Current Issue
This Month's Print Issue

Follow Fast Company

We’ll come to you.

Marketing schizophrenia can be defined in many ways, but one of the most compelling barometers I've found is an advertiser's consistent creation of short term "campaigns". (And of course, use of the term brand campaign.)

Many brand "experts" and senior marketers espouse brand and branding as the long term means to a profitable end when properly nurtured, yet much of what you see in adland today - and for that matter, the past decade or so - goes directly against this philosophy.


Campaign is defined as "An operation or series of operations energetically pursued to accomplish a purpose:, and therefore, by their very nature, campaigns are temporal. A brand is not.

If advertisers and their agencies continue to change up their messaging and brand identity to satisfy their short term profit goals - that are mostly not met - then they are doing more of a disservice to their bottom line than any bad publicity.
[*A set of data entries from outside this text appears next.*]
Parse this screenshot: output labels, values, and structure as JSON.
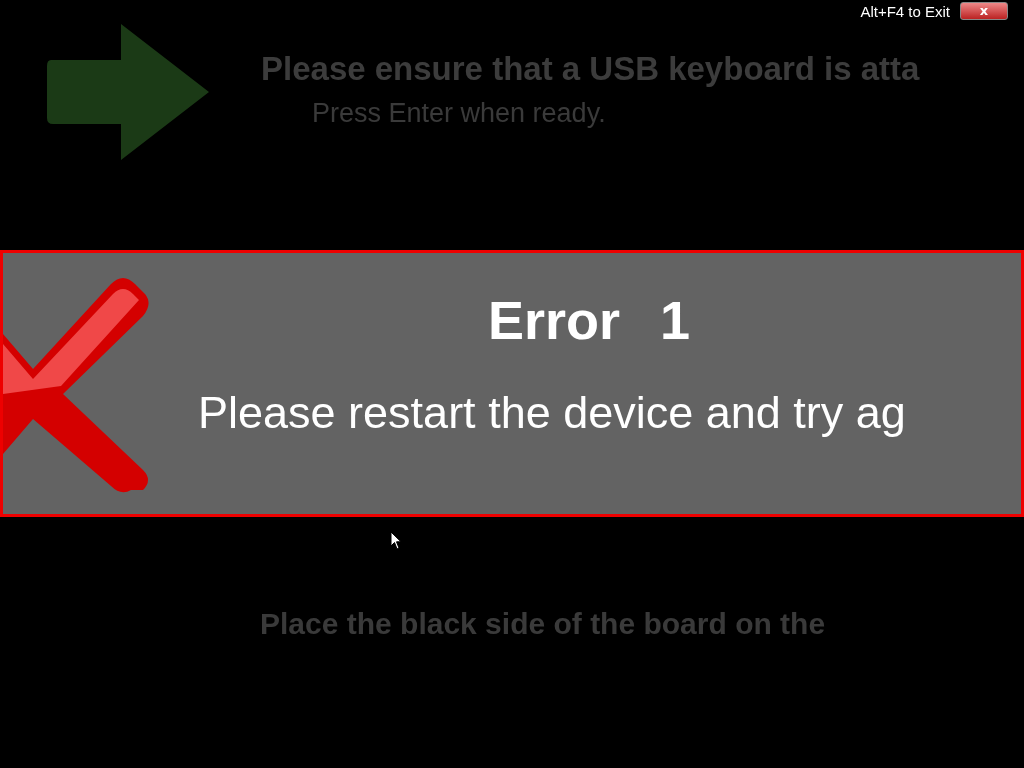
{
  "exit_bar": {
    "hint": "Alt+F4 to Exit",
    "close_label": "x"
  },
  "step_above": {
    "title": "Please ensure that a USB keyboard is atta",
    "subtitle": "Press Enter when ready."
  },
  "error_dialog": {
    "title": "Error",
    "code": "1",
    "message": "Please restart the device and try ag"
  },
  "step_below": {
    "title": "Place the black side of the board on the"
  }
}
A brand is the accumulation of physical and perceptual entities about a specific product, service or company that occupies a space within a person’s mind, and whose ultimate goal is to create the right amount of trust to produce a sale. It stands to reason, then, that a true brand, a successful brand, is something that is enduring, consistent and eminently reliable. Something that its audience should be able to revisit over the years and have at the very least, a 90% chance of having the same interaction and reaction to (brands do evolve of course...)

So what are people to think when they see a company change it's look, its messaging and "brand attributes" emphasis? All in a relatively short time? They think commodity, lack of focus, something for everyone, a jack of all messages that might have an impact on me. A "me too" brand? And this goes against everything we've come to know as true about branding. Because branding is a "program", with a long shelf life. Campaigns come and go.


Case in point: Hyundai, my pet peeve. A while back, they came out with the "Think about it" brand campaign, and then just a few months later, I was barraged with "Save $2500 now", "Best deal around" and "Only during our sales days." Nothing about the benefits of Hyundai and why it is a better car. Nothing to reinforce the Think messaging. And I've never seen the Think ads again. Same for most car ads.

Soda ads? same thing. Computers? mostly attributes. Ice cream? Kid's cereals? same thing.

Yes, messaging quite obviously needs to change for a given product (or service), but that's product messaging, not brand messaging. The best and most profitable brands understand that they can have many "product campaigns" within the context of their overall brand marketing "program", but the brand remains pre-eminent, and so does the brand identity (that which a company systematically creates, versus brand image, that which people create based on identity, word of mouth, PR, their experience, etc.)


The key is to establish a brand identity foundation that can allow creativity and new impact to exist within the context of the mother ship. Campaigns should exist within long term business growth programs.

Much is also made of corporate branding and how it is different than other brand programs, but my feeling is that in every element, every initiative, every piece of promotional collateral no matter how small for any related brand offering (with a skew towards B2B, as P&G-like conglomerate behemoths are structured differently), should promote the overall brand message. Think BMW: The Ultimate Driving Machine. There is a hint of that in absolutely everything they do. Even dealer advertising.


My point: no matter what you do, do it consistently, and when the stormy times come, your audience will seek out safety.

Brands that are enduring and to emulate: IBM, AmEx, Oracle. Sony (mostly recently.) BMW. GE, the mother of all consistent brands. Polo. Tiffany. Lowe's. Lego. Apple. Itron.